Evelyn Lees with the
First, a big thanks everyone
who supported our partner the Friends of the
Also, 15th annual
backcountry gear swap will be at REI this Saturday, November 9th. You can bring in any gear you want to sell on
Thursday or Friday evenings from about to
. Then the swap
opens at on Saturday. The proceeds benefit avalanche forecasting
and avalanche education in
Discussion on the real subject of interest, backcountry snow and avalanche conditions, is regrettably brief. Storms in early and late October have given the shady, upper elevation slopes a thin snowpack. Turns are possible, but generally limited to upper Big and Little Cottonwood, with smooth runs at the closed ski areas your best bet. But take your old rock skies and boards – the shallow, weakening snow provides high odds of hitting rocks, with a corresponding chance for serious injury. Avalanche wise, if there is enough snow to ski or board, there is enough to slide. Currently, there is a chance of triggering one of the isolated shallow wind slabs that are along the highest ridges or a sluff in the weakening snow. With any sort of ride, the danger of injury by hitting a hard object is high, in addition to possible burial.
A series of fast moving
disturbances are forecast to bring snow to the northern
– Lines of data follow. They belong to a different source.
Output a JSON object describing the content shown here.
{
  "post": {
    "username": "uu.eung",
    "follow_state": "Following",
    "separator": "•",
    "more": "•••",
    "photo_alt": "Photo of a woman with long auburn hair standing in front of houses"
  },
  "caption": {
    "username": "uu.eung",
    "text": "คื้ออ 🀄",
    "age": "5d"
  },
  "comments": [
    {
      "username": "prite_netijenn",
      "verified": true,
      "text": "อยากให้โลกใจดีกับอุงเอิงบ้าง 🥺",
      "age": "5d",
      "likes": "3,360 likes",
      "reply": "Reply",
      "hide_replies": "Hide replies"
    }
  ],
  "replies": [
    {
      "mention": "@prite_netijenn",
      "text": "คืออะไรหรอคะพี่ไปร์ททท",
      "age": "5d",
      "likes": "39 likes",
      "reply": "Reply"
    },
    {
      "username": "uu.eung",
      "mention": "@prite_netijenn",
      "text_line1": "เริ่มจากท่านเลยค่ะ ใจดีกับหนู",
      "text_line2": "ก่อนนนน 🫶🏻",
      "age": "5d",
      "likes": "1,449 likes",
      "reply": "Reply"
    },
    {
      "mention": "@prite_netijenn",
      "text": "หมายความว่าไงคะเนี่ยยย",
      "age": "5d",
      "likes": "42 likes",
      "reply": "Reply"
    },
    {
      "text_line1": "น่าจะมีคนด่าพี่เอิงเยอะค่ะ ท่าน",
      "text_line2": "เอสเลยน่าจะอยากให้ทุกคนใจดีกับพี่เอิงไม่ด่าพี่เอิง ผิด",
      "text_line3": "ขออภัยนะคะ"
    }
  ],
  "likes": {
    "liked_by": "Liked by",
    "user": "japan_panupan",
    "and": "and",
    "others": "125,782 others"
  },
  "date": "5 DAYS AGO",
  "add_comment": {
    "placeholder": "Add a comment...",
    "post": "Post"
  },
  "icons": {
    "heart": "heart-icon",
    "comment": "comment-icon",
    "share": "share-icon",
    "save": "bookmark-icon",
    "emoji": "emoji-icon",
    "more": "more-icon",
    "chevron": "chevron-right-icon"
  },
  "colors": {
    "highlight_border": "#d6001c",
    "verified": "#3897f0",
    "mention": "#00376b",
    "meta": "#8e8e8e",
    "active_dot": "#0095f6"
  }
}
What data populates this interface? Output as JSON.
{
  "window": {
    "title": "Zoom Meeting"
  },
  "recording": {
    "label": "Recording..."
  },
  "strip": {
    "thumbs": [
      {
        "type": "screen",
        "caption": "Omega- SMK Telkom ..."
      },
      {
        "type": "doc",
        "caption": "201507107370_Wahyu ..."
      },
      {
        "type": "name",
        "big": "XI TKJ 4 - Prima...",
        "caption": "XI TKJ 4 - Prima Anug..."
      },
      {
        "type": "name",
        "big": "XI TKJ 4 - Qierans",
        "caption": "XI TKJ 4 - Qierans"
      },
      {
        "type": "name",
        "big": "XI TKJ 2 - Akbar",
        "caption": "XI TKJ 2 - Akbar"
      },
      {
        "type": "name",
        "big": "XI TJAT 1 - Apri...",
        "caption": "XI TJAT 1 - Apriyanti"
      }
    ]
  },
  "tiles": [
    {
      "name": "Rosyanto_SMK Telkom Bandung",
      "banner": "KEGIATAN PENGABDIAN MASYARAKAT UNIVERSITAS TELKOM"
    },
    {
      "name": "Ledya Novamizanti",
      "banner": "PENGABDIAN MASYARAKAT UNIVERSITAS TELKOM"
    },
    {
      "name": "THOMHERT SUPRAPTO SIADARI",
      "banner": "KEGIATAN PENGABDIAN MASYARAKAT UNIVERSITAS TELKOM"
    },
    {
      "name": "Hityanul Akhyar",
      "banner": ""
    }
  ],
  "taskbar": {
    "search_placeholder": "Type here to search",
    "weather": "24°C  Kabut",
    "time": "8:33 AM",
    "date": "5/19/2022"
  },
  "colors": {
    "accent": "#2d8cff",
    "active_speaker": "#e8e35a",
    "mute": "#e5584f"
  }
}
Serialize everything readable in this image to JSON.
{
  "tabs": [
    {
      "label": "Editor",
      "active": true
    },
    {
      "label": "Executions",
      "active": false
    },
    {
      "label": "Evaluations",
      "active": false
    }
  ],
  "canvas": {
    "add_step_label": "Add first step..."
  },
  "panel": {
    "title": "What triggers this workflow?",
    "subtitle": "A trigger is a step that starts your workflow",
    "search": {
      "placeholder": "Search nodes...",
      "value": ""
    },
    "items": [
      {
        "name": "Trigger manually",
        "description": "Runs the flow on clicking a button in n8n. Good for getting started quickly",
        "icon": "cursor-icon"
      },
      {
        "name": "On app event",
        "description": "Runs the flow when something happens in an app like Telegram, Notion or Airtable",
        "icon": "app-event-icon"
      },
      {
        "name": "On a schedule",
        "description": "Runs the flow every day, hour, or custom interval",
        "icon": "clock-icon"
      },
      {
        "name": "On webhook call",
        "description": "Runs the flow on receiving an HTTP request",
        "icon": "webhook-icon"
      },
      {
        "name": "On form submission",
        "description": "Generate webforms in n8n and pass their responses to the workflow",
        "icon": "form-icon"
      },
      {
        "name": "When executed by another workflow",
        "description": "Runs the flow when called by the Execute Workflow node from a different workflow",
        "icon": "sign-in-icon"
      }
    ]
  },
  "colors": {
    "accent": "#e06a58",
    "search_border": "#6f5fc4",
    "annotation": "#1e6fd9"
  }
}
We have several free avalanche awareness talks coming up – the first two are Tuesday, November 12th at at REI and Thursday, November 14th at at the Black Diamond Retail store. For a complete list of evening talks and multi-day classes, visit www.avalanche.org and click on Resources and then Education.
Thanks for calling!
For more detailed weather information go to our Mountain Weather Advisory
For an explanation of avalanche danger ratings: